Sea Technology

NOV 2018

The industry's recognized authority for design, engineering and application of equipment and services in the global ocean community

Issue link:

Contents of this Issue


Page 22 of 52

22 ST | November 2018 There may be no need for disassembly or transportation, and only minimal need for masking and post-machining; all that's needed is a quick process that extends mainte- nance intervals and service life. The SIFCO Process has been adopted by naval forces of the U.S., U.K. and Japan, used on a wide range of components across the naval defense fleets. On turbine casings, for example, AeroNikl has been successfully used for interference fits, providing a met- al-to-metal seal with less risk for thermal disturbance than the previous repair method, welding. Elsewhere, copper capped with AeroNikl is used to fill pitting on seal surfaces of components such as main seawater valves and watertight hatches for missile tubes on aircraft carriers and submarines. In these cases, selec- tive plating can prevent the need either for disassembly and transportation to a machine shop (seawater valves), or for in-place machining after TIG welding (watertight hatches). What's more, through the ASTM C633-79 Standard Test Method for Adhesion or Cohesive Strength of Flame Sprayed Coatings, the SIFCO Process also established that the cohesive strength of the deposit exceeds that of the bonding cement. For example, the minimum tensile strength value established (at the point of cement fail- ure during testing) for nickel high speed is 22,803 kPa (11,200 psi) on an SAE 4130 steel base material. Addi- tional qualitative tests, as described in AMS-QQ-N-290 were also conducted in which the plated areas were subjected to high stresses and strains. These results also showed excellent adhesion. Protection in Port Remanufacturing is an alternative option to replacing or re-engineering equipment and is worth considering in the naval defense and marine industries with bigger com- ponents that can be especially costly. Sitting at the heart of the remanufacturing decision is the used part that is at the end of its service life. Accord- ing to the study "Remanufacturing Inspection Models" by a Ph.D. student at Exeter University, U.K., there are four main strategies applied in the decision-making process for remanufacturing, each of which comes down to value and type of component. It states: "If cores [end-of-ser- vice-life components] are relatively cheap, disposal is an effective way of increasing the reliability of the popula- tion as a whole. If cores are expensive they must be pro- cessed almost regardless of cost. In the case of low-value cores there is often a new alternative that can be pur- chased in its place." Remanufacturing of a component should be assessed on a case-by-case basis. Different processes, like selective plating, might be used in the re- manufacturing process than were used in manufacturing the original equipment or part. Due to the high cost of marine equipment combined with the lead time required to purchase new equipment, remanufacturing with selective plating should always re- main an option. Mechanizing, Fully Automating the Process When a ship is in port, multiple repairs may be need- ed. Depending on the application, selective plating can be mechanized or fully automated. Mechanizing the pro- cess minimizes the direct contact the operator has with the tooling and chemicals by using a computer program to control the rectifier performing all of the pre-treatment and plating steps, providing consistent control of the pro- cess.
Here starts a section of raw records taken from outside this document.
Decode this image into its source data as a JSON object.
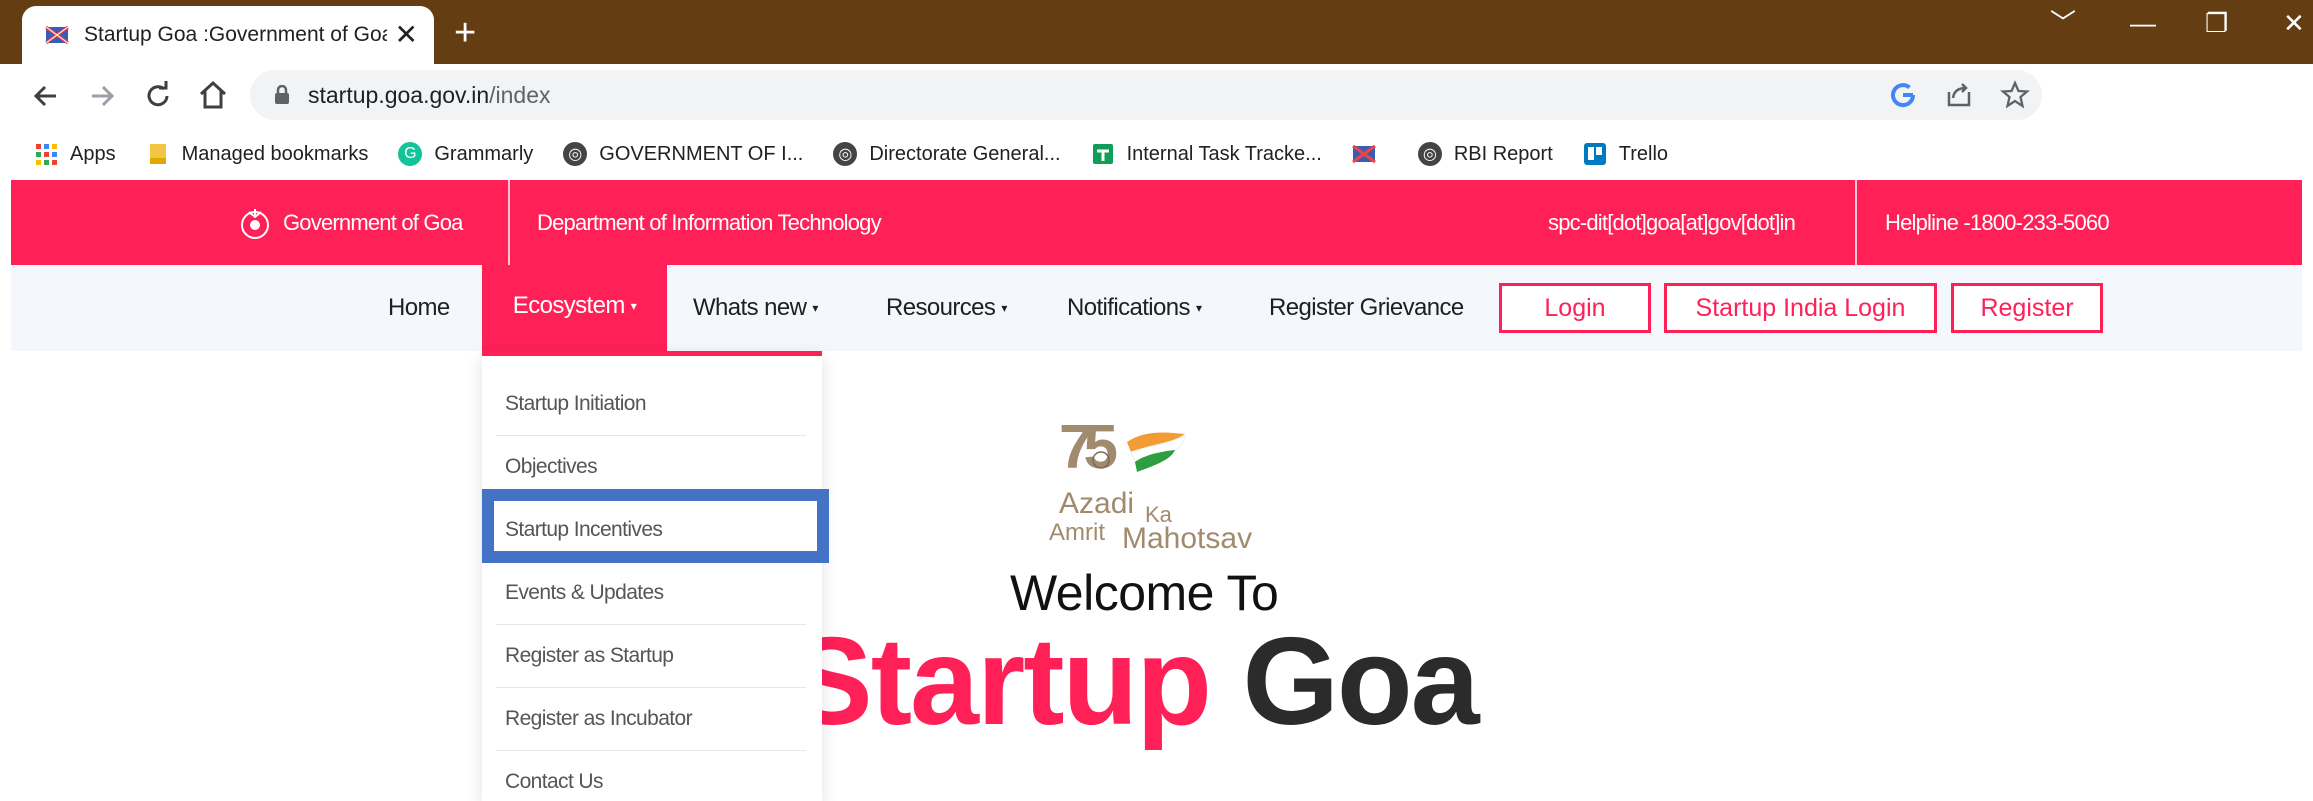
{
  "browser": {
    "tab_title": "Startup Goa :Government of Goa",
    "tab_close": "✕",
    "new_tab": "+",
    "url_host": "startup.goa.gov.in",
    "url_path": "/index",
    "window_controls": [
      "﹀",
      "—",
      "❐",
      "✕"
    ]
  },
  "bookmarks": [
    {
      "label": "Apps",
      "icon": "apps-grid-icon"
    },
    {
      "label": "Managed bookmarks",
      "icon": "folder-icon"
    },
    {
      "label": "Grammarly",
      "icon": "grammarly-icon"
    },
    {
      "label": "GOVERNMENT OF I...",
      "icon": "globe-icon"
    },
    {
      "label": "Directorate General...",
      "icon": "globe-icon"
    },
    {
      "label": "Internal Task Tracke...",
      "icon": "sheets-icon"
    },
    {
      "label": "",
      "icon": "flag-icon"
    },
    {
      "label": "RBI Report",
      "icon": "globe-icon"
    },
    {
      "label": "Trello",
      "icon": "trello-icon"
    }
  ],
  "site_header": {
    "gov_label": "Government of Goa",
    "dept_label": "Department of Information Technology",
    "email": "spc-dit[dot]goa[at]gov[dot]in",
    "helpline": "Helpline -1800-233-5060"
  },
  "nav": {
    "home": "Home",
    "ecosystem": "Ecosystem",
    "whats_new": "Whats new",
    "resources": "Resources",
    "notifications": "Notifications",
    "grievance": "Register Grievance",
    "login": "Login",
    "startup_india_login": "Startup India Login",
    "register": "Register",
    "caret": "▾"
  },
  "dropdown": {
    "items": [
      "Startup Initiation",
      "Objectives",
      "Startup Incentives",
      "Events & Updates",
      "Register as Startup",
      "Register as Incubator",
      "Contact Us"
    ]
  },
  "hero": {
    "logo_75": "75",
    "logo_azadi": "Azadi",
    "logo_ka": "Ka",
    "logo_amrit": "Amrit",
    "logo_mahotsav": "Mahotsav",
    "welcome": "Welcome To",
    "title_part1": "Startup",
    "title_part2": "Goa"
  },
  "colors": {
    "brand_pink": "#fe2057",
    "chrome_brown": "#653d12",
    "highlight_blue": "#4472c4"
  }
}
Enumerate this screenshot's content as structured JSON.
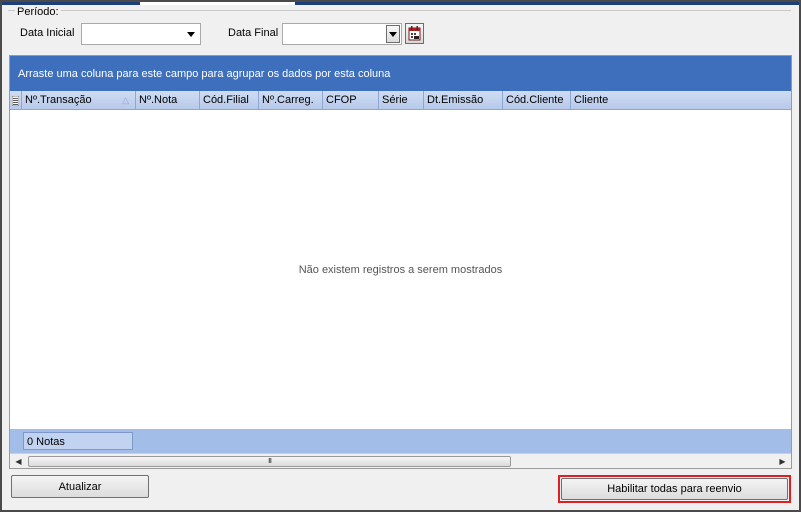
{
  "period": {
    "legend": "Período:",
    "start_label": "Data Inicial",
    "start_value": "",
    "end_label": "Data Final",
    "end_value": ""
  },
  "grid": {
    "group_panel_text": "Arraste uma coluna para este campo para agrupar os dados por esta coluna",
    "columns": [
      "Nº.Transação",
      "Nº.Nota",
      "Cód.Filial",
      "Nº.Carreg.",
      "CFOP",
      "Série",
      "Dt.Emissão",
      "Cód.Cliente",
      "Cliente"
    ],
    "empty_message": "Não existem registros a serem mostrados",
    "footer_count": "0 Notas",
    "scroll_grip": "III"
  },
  "buttons": {
    "refresh": "Atualizar",
    "enable_all": "Habilitar todas para reenvio"
  },
  "colors": {
    "group_panel": "#3d6fbd",
    "header": "#b7c9ea",
    "footer": "#a3bde9",
    "highlight": "#e02020"
  },
  "icons": {
    "calendar_button": "calendar-icon",
    "column_chooser": "column-chooser-icon"
  }
}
Fully automating the process removes the opera- tor—and the variability—from the entire operation. The main benefit of customized, fully automated systems is that they require minimal need for operator intervention. Various pumps, flow systems and cleaning agents work together to change, catch and circulate solu- tion; while a robotic arm holds, oscillates and changes the anodes needed throughout an entire plating opera- tion. By automating the selective plating process using a programmable logic controller, operators can review data captured through the human-machine interface to determine if the operation was completed correctly. If any errors do occur, or quality standards are not met, operators can review the data and trace the error to its source and assign the appropriate corrective action, pre- venting the errors from being repeated—effectively im- proving traceability and repeatability within the process. Additionally, automation reduces the ergonomic risk to the operator and increases the available capacity by al- lowing skilled operators to focus on the core business processes. ST Derek Vanek is the technical manager for SIFCO Applied Surface Concepts and has been with the company for about 31 years. Prior to that, he served as a machinery repairman in the United States Navy repairing worn or damaged parts, as well as machining replacement parts that were beyond repair for shipboard equipment, includ- ing propulsion systems, compressors, pumps, motors and valves. Vanek's role within SIFCO ASC includes application development and un- derstanding customer needs and specification and engineering requirements to determine the suitability of selective plat- ing for the component. For applications beyond traditional selective plating, Vanek works with the SIFCO ASC team to develop specialized processes. "Automation reduces the ergonomic risk to the operator and increases the available capacity by allowing skilled operators to focus on the core business processes."

Articles in this issue

Links on this page

Archives of this issue

view archives of Sea Technology - NOV 2018